*** Opening SOURCE MATERIAL ***

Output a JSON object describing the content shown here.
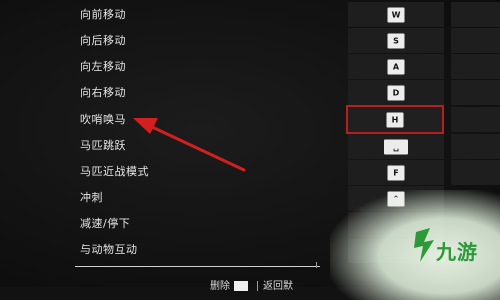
{
  "actions": [
    {
      "label": "向前移动",
      "key": "W"
    },
    {
      "label": "向后移动",
      "key": "S"
    },
    {
      "label": "向左移动",
      "key": "A"
    },
    {
      "label": "向右移动",
      "key": "D"
    },
    {
      "label": "吹哨唤马",
      "key": "H",
      "highlighted": true
    },
    {
      "label": "马匹跳跃",
      "key": "␣"
    },
    {
      "label": "马匹近战模式",
      "key": "F"
    },
    {
      "label": "冲刺",
      "key": "⌃"
    },
    {
      "label": "减速/停下",
      "key": ""
    },
    {
      "label": "与动物互动",
      "key": ""
    }
  ],
  "bottom_bar": {
    "delete_label": "删除",
    "back_label": "返回默"
  },
  "watermark": {
    "text": "九游"
  },
  "colors": {
    "highlight": "#b5201e",
    "arrow": "#d21f1f",
    "watermark": "#2d9a3a"
  }
}
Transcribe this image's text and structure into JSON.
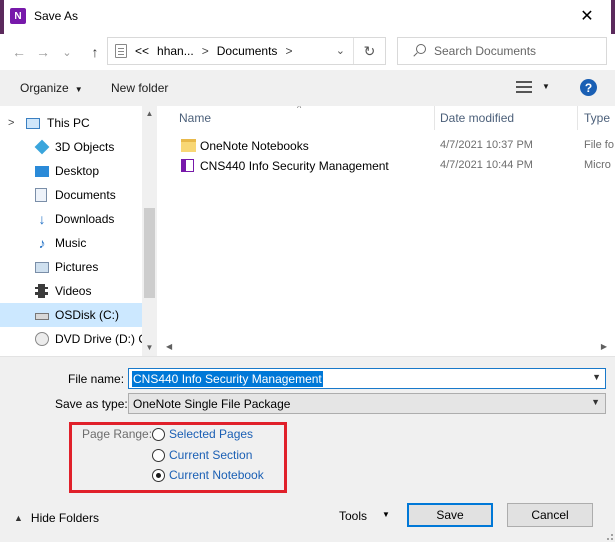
{
  "window": {
    "title": "Save As",
    "app_icon_letter": "N",
    "close_glyph": "✕"
  },
  "address": {
    "back_glyph": "←",
    "forward_glyph": "→",
    "down_glyph": "⌄",
    "up_glyph": "↑",
    "crumbs": [
      "<<",
      "hhan...",
      "Documents"
    ],
    "separator": ">",
    "dropdown_glyph": "⌄",
    "refresh_glyph": "↻"
  },
  "search": {
    "placeholder": "Search Documents"
  },
  "toolbar": {
    "organize_label": "Organize",
    "new_folder_label": "New folder",
    "help_glyph": "?"
  },
  "nav": {
    "items": [
      {
        "label": "This PC",
        "icon": "monitor-icon",
        "chevron": ">",
        "selected": false
      },
      {
        "label": "3D Objects",
        "icon": "cube-icon",
        "selected": false
      },
      {
        "label": "Desktop",
        "icon": "desktop-icon",
        "selected": false
      },
      {
        "label": "Documents",
        "icon": "documents-icon",
        "selected": false
      },
      {
        "label": "Downloads",
        "icon": "download-arrow-icon",
        "selected": false
      },
      {
        "label": "Music",
        "icon": "music-note-icon",
        "selected": false
      },
      {
        "label": "Pictures",
        "icon": "pictures-icon",
        "selected": false
      },
      {
        "label": "Videos",
        "icon": "film-icon",
        "selected": false
      },
      {
        "label": "OSDisk (C:)",
        "icon": "drive-icon",
        "selected": true
      },
      {
        "label": "DVD Drive (D:) C",
        "icon": "disc-icon",
        "selected": false
      }
    ]
  },
  "files": {
    "columns": {
      "name": "Name",
      "date": "Date modified",
      "type": "Type"
    },
    "rows": [
      {
        "name": "OneNote Notebooks",
        "date": "4/7/2021 10:37 PM",
        "type": "File fo",
        "icon": "folder-icon"
      },
      {
        "name": "CNS440 Info Security Management",
        "date": "4/7/2021 10:44 PM",
        "type": "Micro",
        "icon": "onenote-file-icon"
      }
    ]
  },
  "form": {
    "file_name_label": "File name:",
    "file_name_value": "CNS440 Info Security Management",
    "save_type_label": "Save as type:",
    "save_type_value": "OneNote Single File Package"
  },
  "page_range": {
    "label": "Page Range:",
    "options": [
      {
        "label": "Selected Pages",
        "checked": false
      },
      {
        "label": "Current Section",
        "checked": false
      },
      {
        "label": "Current Notebook",
        "checked": true
      }
    ]
  },
  "footer": {
    "hide_folders_label": "Hide Folders",
    "tools_label": "Tools",
    "save_label": "Save",
    "cancel_label": "Cancel"
  },
  "colors": {
    "frame": "#5b2a5c",
    "accent": "#0078d7",
    "highlight_box": "#e0202a",
    "selected_nav": "#cce8ff"
  }
}
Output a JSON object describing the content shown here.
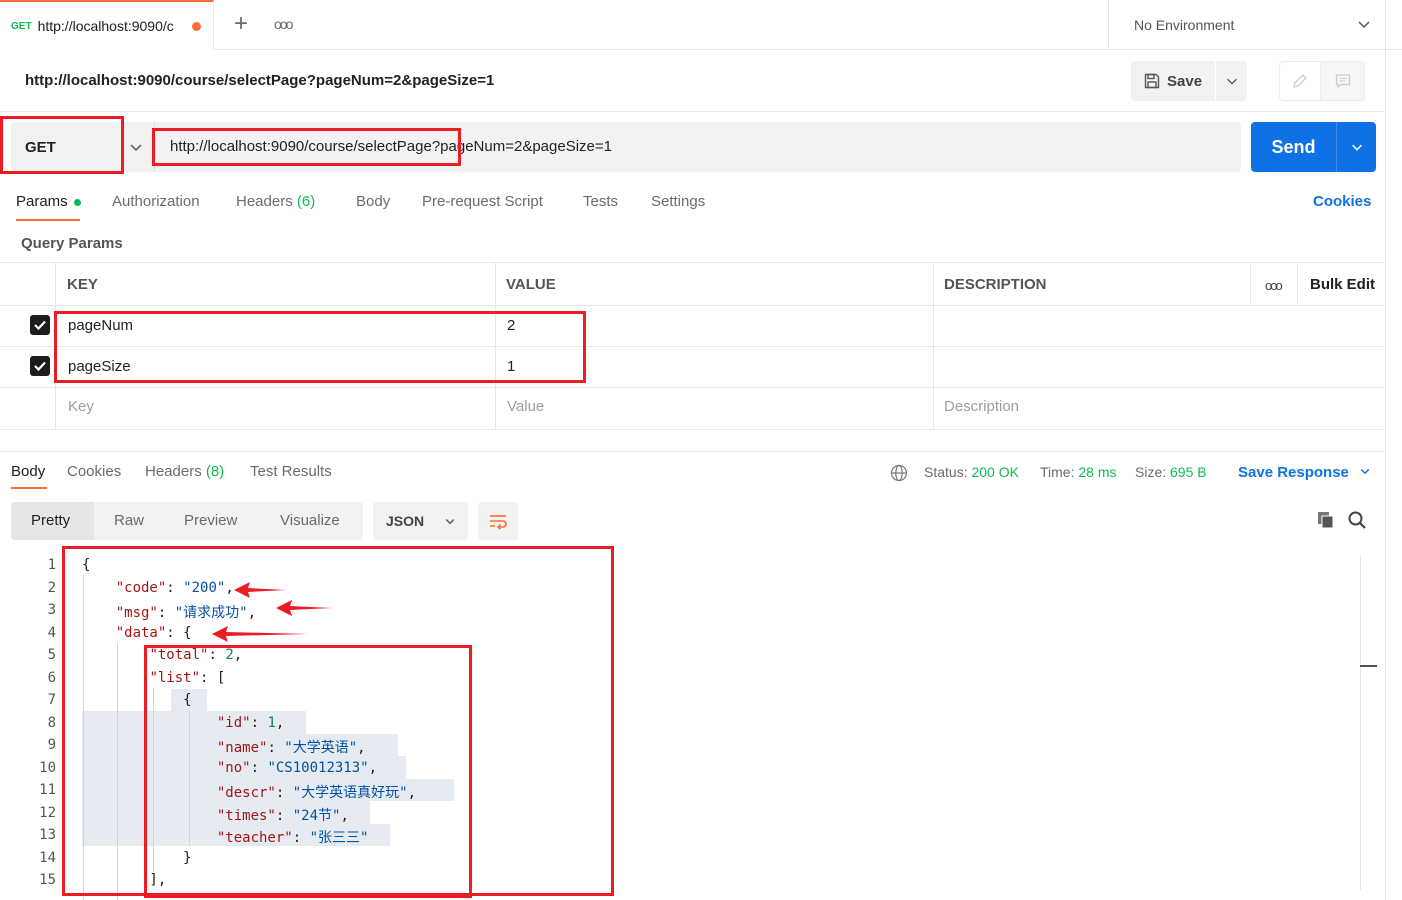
{
  "tab": {
    "method": "GET",
    "title": "http://localhost:9090/c"
  },
  "environment": "No Environment",
  "request": {
    "title": "http://localhost:9090/course/selectPage?pageNum=2&pageSize=1",
    "method": "GET",
    "url": "http://localhost:9090/course/selectPage?pageNum=2&pageSize=1",
    "save_label": "Save",
    "send_label": "Send"
  },
  "request_tabs": {
    "params": "Params",
    "authorization": "Authorization",
    "headers": "Headers",
    "headers_count": "(6)",
    "body": "Body",
    "pre_request": "Pre-request Script",
    "tests": "Tests",
    "settings": "Settings",
    "cookies": "Cookies"
  },
  "query_params": {
    "title": "Query Params",
    "headers": {
      "key": "KEY",
      "value": "VALUE",
      "description": "DESCRIPTION",
      "bulk_edit": "Bulk Edit"
    },
    "rows": [
      {
        "key": "pageNum",
        "value": "2",
        "checked": true
      },
      {
        "key": "pageSize",
        "value": "1",
        "checked": true
      }
    ],
    "placeholder": {
      "key": "Key",
      "value": "Value",
      "description": "Description"
    }
  },
  "response_tabs": {
    "body": "Body",
    "cookies": "Cookies",
    "headers": "Headers",
    "headers_count": "(8)",
    "test_results": "Test Results"
  },
  "response_status": {
    "status_label": "Status:",
    "status": "200 OK",
    "time_label": "Time:",
    "time": "28 ms",
    "size_label": "Size:",
    "size": "695 B",
    "save_response": "Save Response"
  },
  "view_tabs": {
    "pretty": "Pretty",
    "raw": "Raw",
    "preview": "Preview",
    "visualize": "Visualize",
    "format": "JSON"
  },
  "code_lines": {
    "line_numbers": [
      "1",
      "2",
      "3",
      "4",
      "5",
      "6",
      "7",
      "8",
      "9",
      "10",
      "11",
      "12",
      "13",
      "14",
      "15"
    ],
    "code_key": "\"code\"",
    "code_val": "\"200\"",
    "msg_key": "\"msg\"",
    "msg_val": "\"请求成功\"",
    "data_key": "\"data\"",
    "total_key": "\"total\"",
    "total_val": "2",
    "list_key": "\"list\"",
    "id_key": "\"id\"",
    "id_val": "1",
    "name_key": "\"name\"",
    "name_val": "\"大学英语\"",
    "no_key": "\"no\"",
    "no_val": "\"CS10012313\"",
    "descr_key": "\"descr\"",
    "descr_val": "\"大学英语真好玩\"",
    "times_key": "\"times\"",
    "times_val": "\"24节\"",
    "teacher_key": "\"teacher\"",
    "teacher_val": "\"张三三\""
  },
  "colors": {
    "accent_orange": "#ff6c37",
    "send_blue": "#0e72e6",
    "success_green": "#0cbb52",
    "annotation_red": "#ec1c24"
  }
}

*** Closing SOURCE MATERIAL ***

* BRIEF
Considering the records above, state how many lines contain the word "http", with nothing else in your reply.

* TASK SOLUTION
3